_Your instructions_: Your task is to restate every entry below word for word and omit the images.

-------- Materials provided

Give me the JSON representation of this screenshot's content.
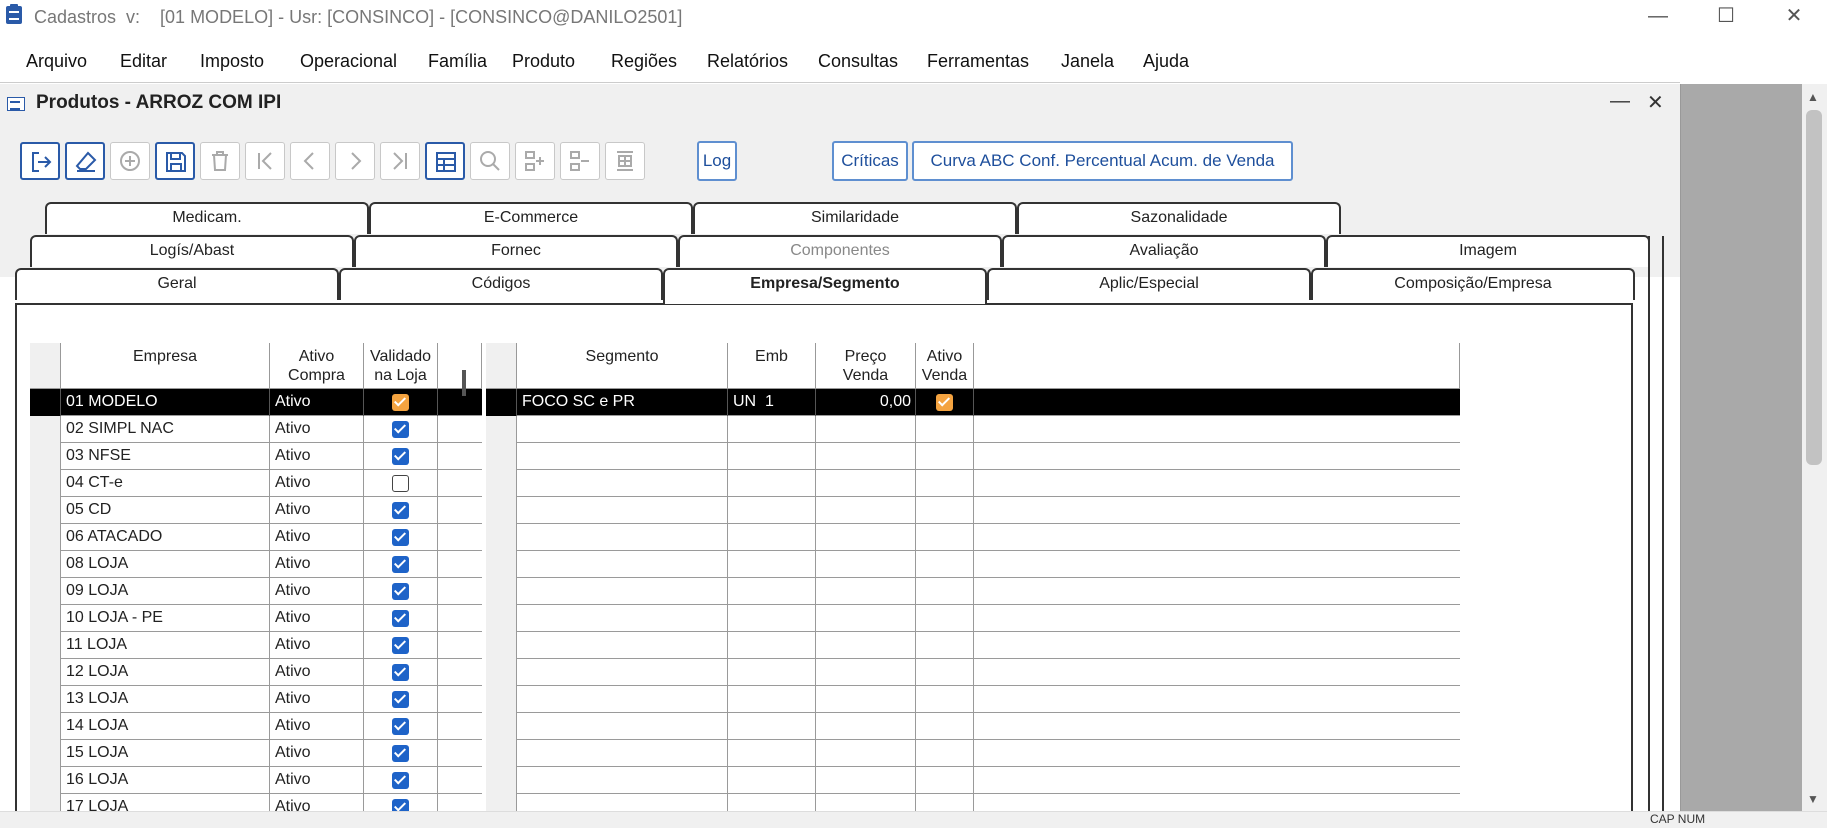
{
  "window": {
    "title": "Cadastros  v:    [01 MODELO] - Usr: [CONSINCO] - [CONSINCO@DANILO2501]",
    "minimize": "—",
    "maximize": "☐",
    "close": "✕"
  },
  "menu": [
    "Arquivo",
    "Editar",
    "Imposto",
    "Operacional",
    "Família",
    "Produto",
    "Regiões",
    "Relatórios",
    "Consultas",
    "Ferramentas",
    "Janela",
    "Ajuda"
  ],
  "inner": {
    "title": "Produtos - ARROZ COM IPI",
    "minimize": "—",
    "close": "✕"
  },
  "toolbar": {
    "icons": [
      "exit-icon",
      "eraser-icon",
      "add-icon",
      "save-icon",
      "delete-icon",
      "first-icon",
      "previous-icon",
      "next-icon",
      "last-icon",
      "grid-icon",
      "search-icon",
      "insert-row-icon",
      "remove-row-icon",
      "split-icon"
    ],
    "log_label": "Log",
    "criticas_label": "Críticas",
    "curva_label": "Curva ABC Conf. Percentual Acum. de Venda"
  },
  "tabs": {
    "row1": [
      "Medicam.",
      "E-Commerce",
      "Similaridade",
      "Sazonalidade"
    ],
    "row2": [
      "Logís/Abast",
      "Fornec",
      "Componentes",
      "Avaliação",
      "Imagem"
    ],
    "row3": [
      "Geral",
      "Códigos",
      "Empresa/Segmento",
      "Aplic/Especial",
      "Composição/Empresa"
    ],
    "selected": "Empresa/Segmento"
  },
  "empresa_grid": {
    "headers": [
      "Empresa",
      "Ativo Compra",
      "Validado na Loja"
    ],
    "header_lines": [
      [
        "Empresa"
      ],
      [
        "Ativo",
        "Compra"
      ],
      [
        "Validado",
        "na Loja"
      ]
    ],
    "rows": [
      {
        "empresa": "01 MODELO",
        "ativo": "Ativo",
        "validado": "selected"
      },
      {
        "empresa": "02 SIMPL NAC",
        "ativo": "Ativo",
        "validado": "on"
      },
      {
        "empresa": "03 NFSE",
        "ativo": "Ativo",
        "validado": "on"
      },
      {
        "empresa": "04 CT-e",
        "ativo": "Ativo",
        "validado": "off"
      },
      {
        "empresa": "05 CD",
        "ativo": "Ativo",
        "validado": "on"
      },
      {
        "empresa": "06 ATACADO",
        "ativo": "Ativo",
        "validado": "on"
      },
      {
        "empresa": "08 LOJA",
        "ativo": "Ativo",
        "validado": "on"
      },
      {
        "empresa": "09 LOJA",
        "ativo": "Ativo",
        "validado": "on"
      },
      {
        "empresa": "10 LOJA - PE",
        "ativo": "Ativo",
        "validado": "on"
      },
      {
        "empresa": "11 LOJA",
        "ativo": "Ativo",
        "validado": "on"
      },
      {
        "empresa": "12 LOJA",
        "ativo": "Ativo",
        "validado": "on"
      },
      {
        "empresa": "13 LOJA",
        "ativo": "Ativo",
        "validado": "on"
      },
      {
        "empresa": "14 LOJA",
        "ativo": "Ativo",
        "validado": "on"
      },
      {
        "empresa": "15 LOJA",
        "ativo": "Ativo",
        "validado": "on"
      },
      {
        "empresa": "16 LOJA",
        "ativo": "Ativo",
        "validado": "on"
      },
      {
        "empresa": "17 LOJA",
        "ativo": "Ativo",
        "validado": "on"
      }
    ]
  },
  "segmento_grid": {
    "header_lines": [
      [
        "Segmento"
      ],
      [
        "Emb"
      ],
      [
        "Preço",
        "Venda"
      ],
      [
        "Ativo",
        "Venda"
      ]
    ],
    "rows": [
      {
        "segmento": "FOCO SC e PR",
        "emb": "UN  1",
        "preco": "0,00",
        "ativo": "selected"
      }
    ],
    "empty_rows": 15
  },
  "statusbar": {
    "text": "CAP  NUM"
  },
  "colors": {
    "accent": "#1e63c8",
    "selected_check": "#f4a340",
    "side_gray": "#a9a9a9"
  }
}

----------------

_Output for this task_:
Give me the JSON representation of this screenshot's content.
{
  "window": {
    "title": "Cadastros  v:    [01 MODELO] - Usr: [CONSINCO] - [CONSINCO@DANILO2501]",
    "minimize": "—",
    "maximize": "☐",
    "close": "✕"
  },
  "menu": [
    "Arquivo",
    "Editar",
    "Imposto",
    "Operacional",
    "Família",
    "Produto",
    "Regiões",
    "Relatórios",
    "Consultas",
    "Ferramentas",
    "Janela",
    "Ajuda"
  ],
  "inner": {
    "title": "Produtos - ARROZ COM IPI",
    "minimize": "—",
    "close": "✕"
  },
  "toolbar": {
    "icons": [
      "exit-icon",
      "eraser-icon",
      "add-icon",
      "save-icon",
      "delete-icon",
      "first-icon",
      "previous-icon",
      "next-icon",
      "last-icon",
      "grid-icon",
      "search-icon",
      "insert-row-icon",
      "remove-row-icon",
      "split-icon"
    ],
    "log_label": "Log",
    "criticas_label": "Críticas",
    "curva_label": "Curva ABC Conf. Percentual Acum. de Venda"
  },
  "tabs": {
    "row1": [
      "Medicam.",
      "E-Commerce",
      "Similaridade",
      "Sazonalidade"
    ],
    "row2": [
      "Logís/Abast",
      "Fornec",
      "Componentes",
      "Avaliação",
      "Imagem"
    ],
    "row3": [
      "Geral",
      "Códigos",
      "Empresa/Segmento",
      "Aplic/Especial",
      "Composição/Empresa"
    ],
    "selected": "Empresa/Segmento"
  },
  "empresa_grid": {
    "headers": [
      "Empresa",
      "Ativo Compra",
      "Validado na Loja"
    ],
    "header_lines": [
      [
        "Empresa"
      ],
      [
        "Ativo",
        "Compra"
      ],
      [
        "Validado",
        "na Loja"
      ]
    ],
    "rows": [
      {
        "empresa": "01 MODELO",
        "ativo": "Ativo",
        "validado": "selected"
      },
      {
        "empresa": "02 SIMPL NAC",
        "ativo": "Ativo",
        "validado": "on"
      },
      {
        "empresa": "03 NFSE",
        "ativo": "Ativo",
        "validado": "on"
      },
      {
        "empresa": "04 CT-e",
        "ativo": "Ativo",
        "validado": "off"
      },
      {
        "empresa": "05 CD",
        "ativo": "Ativo",
        "validado": "on"
      },
      {
        "empresa": "06 ATACADO",
        "ativo": "Ativo",
        "validado": "on"
      },
      {
        "empresa": "08 LOJA",
        "ativo": "Ativo",
        "validado": "on"
      },
      {
        "empresa": "09 LOJA",
        "ativo": "Ativo",
        "validado": "on"
      },
      {
        "empresa": "10 LOJA - PE",
        "ativo": "Ativo",
        "validado": "on"
      },
      {
        "empresa": "11 LOJA",
        "ativo": "Ativo",
        "validado": "on"
      },
      {
        "empresa": "12 LOJA",
        "ativo": "Ativo",
        "validado": "on"
      },
      {
        "empresa": "13 LOJA",
        "ativo": "Ativo",
        "validado": "on"
      },
      {
        "empresa": "14 LOJA",
        "ativo": "Ativo",
        "validado": "on"
      },
      {
        "empresa": "15 LOJA",
        "ativo": "Ativo",
        "validado": "on"
      },
      {
        "empresa": "16 LOJA",
        "ativo": "Ativo",
        "validado": "on"
      },
      {
        "empresa": "17 LOJA",
        "ativo": "Ativo",
        "validado": "on"
      }
    ]
  },
  "segmento_grid": {
    "header_lines": [
      [
        "Segmento"
      ],
      [
        "Emb"
      ],
      [
        "Preço",
        "Venda"
      ],
      [
        "Ativo",
        "Venda"
      ]
    ],
    "rows": [
      {
        "segmento": "FOCO SC e PR",
        "emb": "UN  1",
        "preco": "0,00",
        "ativo": "selected"
      }
    ],
    "empty_rows": 15
  },
  "statusbar": {
    "text": "CAP  NUM"
  },
  "colors": {
    "accent": "#1e63c8",
    "selected_check": "#f4a340",
    "side_gray": "#a9a9a9"
  }
}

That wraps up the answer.